Ritalin and Its Uses


In recent years, more and more kids seem to be on a prescription drug
called Ritalin(methylphenidate). This drug is being handed out more and more by
doctors as a way of treating Attention Deficit Hyperactivity Disorder, a complex
neurological impairnment that prevents kids from concentrating. According to
the Drug Enforcement Agency, it rose fron 200 grams per 100,000 people to over
1400 grams per 100,000 people in the last fifteen years. The National Institute
of Mental Health estimates that about one student in every classroom is believed
to experience the disorder. The rate of Ritalin use in the United States is at
least five times higher than in the rest of the world according to federal
studies. Are doctors just catching this disabling affliction more often? Or
does society just want a convenient way to solve a complicated problem.
Ritalin is a central nervous system stimulant that is somewhat similar
to amphetamines. It was created in 1955, classified as a controlled substance
in 1971, and became the drug of choice for ADHD in 1981. It is also used in
treating narcolepsy. It is thought to activate the brain stem arousal system
and cortex, and, like cocaine, works on the neurotransmitter dopamine. It
appears to increase the levels of dopamine in the frontal lobe where attention
and impulsive actions are regulated. When taken in its intended form under a
doctor\'s prescritption, it has moderate stimulant properties. There has been a
great deal of concern about it\'s addictive qualities and adverse affects.
ADHD is a relatively new disorder. It was introduced in 1980, where it
was labeled ADD(attention deficit disorder). In the 1950\'s, children were
simply labeled "hyperkinetic." The term "hyperactivity" was added in 1987,
hence the name ADHD. Not all children have the hyperactivity, and thus are
labeled to have ADD. ADD is not treated with Ritalin; antidepressants are more
commonly used. One of the problems with the label ADHD is that just because a
child may be overly hyper, doesn\'t mean the child is not paying attention. The
problem is, the child is paying too much attention to too many things at the
same time.
ADHD is children\'s #1 childhood psychiatric disorder. The prevalence is
three times as likely in boys than girls. The children tend to be very bright,
but are poor students because they cna\'t settle down. They blurt questions out
before they are asked. They can\'t wait their turn, stop fidgeting their legs
and tapping their pencils. They tend to be forgetful, have problems following
directions, and lose things easily, as well as their tempers. This behavior
occurs constantly. This may be a reason why teachers and school psychologists
are adament in their beliefs; these kids are disrupting their classrooms, so
they want the problem solved immeditately, and take the "quick fix" approach.
Experts believe that more than two million children (3-5%) have the disorder.
Some scientists believe ADHD is a result of a problem in pregnancy
ranging from fetal alcohol syndrome to exposure to lead in utero.
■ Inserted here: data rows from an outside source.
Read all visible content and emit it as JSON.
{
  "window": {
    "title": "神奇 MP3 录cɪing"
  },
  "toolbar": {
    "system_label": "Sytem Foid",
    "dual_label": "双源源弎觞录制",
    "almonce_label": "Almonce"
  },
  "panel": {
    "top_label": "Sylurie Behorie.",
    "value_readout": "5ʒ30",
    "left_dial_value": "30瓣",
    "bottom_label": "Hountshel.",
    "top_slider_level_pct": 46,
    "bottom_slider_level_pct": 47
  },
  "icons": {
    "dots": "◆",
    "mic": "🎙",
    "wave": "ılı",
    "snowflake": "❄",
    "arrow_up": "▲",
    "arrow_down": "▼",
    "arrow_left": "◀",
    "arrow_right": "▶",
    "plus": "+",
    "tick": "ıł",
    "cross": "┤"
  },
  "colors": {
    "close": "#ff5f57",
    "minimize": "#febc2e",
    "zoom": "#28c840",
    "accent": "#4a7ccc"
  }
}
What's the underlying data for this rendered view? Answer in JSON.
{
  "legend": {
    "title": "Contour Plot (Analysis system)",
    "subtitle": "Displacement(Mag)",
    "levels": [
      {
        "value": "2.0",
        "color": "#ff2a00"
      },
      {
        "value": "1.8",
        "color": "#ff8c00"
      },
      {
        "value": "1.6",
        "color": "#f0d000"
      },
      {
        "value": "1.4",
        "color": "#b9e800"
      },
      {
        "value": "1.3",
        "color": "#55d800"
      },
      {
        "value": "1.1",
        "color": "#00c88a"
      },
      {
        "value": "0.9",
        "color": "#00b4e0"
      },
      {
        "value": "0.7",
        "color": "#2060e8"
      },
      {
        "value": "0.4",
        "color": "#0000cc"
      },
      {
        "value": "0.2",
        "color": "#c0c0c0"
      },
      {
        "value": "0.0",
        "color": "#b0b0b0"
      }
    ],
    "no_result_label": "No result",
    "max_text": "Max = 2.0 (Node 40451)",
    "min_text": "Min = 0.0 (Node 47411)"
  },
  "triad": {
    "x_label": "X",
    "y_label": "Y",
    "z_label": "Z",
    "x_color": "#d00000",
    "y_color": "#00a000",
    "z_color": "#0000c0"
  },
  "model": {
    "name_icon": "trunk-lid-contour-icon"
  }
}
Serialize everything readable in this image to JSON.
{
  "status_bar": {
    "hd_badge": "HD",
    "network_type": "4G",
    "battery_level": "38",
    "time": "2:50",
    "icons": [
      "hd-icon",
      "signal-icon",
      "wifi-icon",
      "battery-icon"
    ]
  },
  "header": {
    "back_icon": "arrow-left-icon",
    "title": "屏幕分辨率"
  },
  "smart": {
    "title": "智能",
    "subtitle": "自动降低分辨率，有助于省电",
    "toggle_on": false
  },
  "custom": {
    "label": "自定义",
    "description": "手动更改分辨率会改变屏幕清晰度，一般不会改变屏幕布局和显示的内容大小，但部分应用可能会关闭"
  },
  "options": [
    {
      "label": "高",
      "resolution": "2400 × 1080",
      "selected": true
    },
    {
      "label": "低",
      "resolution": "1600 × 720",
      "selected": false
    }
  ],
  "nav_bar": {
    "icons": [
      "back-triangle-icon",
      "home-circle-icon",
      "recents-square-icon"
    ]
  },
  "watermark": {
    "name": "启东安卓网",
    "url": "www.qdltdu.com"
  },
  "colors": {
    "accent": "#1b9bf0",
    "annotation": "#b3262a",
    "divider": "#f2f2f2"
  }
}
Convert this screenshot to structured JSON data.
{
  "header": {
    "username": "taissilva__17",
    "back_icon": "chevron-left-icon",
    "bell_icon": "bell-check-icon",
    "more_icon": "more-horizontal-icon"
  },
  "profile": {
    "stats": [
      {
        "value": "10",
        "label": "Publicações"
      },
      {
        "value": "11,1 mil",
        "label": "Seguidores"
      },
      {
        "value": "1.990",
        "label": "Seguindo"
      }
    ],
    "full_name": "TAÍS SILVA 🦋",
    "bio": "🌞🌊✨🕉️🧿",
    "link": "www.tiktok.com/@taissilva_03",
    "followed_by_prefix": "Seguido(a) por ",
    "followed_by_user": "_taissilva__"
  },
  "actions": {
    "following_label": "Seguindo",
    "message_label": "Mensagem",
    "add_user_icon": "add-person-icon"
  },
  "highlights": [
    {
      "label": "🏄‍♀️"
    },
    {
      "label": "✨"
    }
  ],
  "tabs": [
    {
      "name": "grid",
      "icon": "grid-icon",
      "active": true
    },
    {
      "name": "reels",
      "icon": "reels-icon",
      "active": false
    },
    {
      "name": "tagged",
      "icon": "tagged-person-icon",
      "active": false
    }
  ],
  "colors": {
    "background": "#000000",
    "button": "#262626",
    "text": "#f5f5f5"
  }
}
Others
suggest that ADHD is hereditary. Dr. Russel Barkley, of the University of
Minnesota reports that nearly half the ADHD children have a parent, and more
than one third have a sibling, with the disorder.
Ritalin as prescribed is taken orally, and takes effect in about 30
minutes and lasts for about 3-4 hours. Kids usually take 5-10 mg doses three
times a day. Although many experts report that Ritalin is a positive treatment
in 9 out of 10 patienst, and many parents and students claim the drug is a
benefit in their lives\', there are many who question the drug\'s long-term
effects, dangers, misdiagnosis, and non-medical abuse. Diagnosis for
ADHD isn\'t as easy as you think. There is no blood test, no x-ray, or no cat
scan to determine a biological cause for the disorder. Teachers, even in
preschool strongly advocate the drug(negative reinforcement???). School
psychologists are even prescribing the drug before giving an evaluation because
there are so many referrals and a lack of school psychologists (1:2100 students).
Many times, it has been shown, that psychiatrists who often diagnose for ADHD
in children, are disdiagnosing disorders similar to ADHD such as learning
disabilities, depression or anxiety disorders; disorders that do not
neccessitate Ritalin as a therapy. Some doctors who are reluctant to prescribe
Ritalin find that the childeren\'s parents just switch doctors and find doctors
who will. Unfortunately, this is surprisingly easy. Doctors surveyed by the
Archives of Pediatric and Adolescent Medicine said they send ADHD children home
in about an hour. The children are not only sent home with just a prescription,
but rarely any follow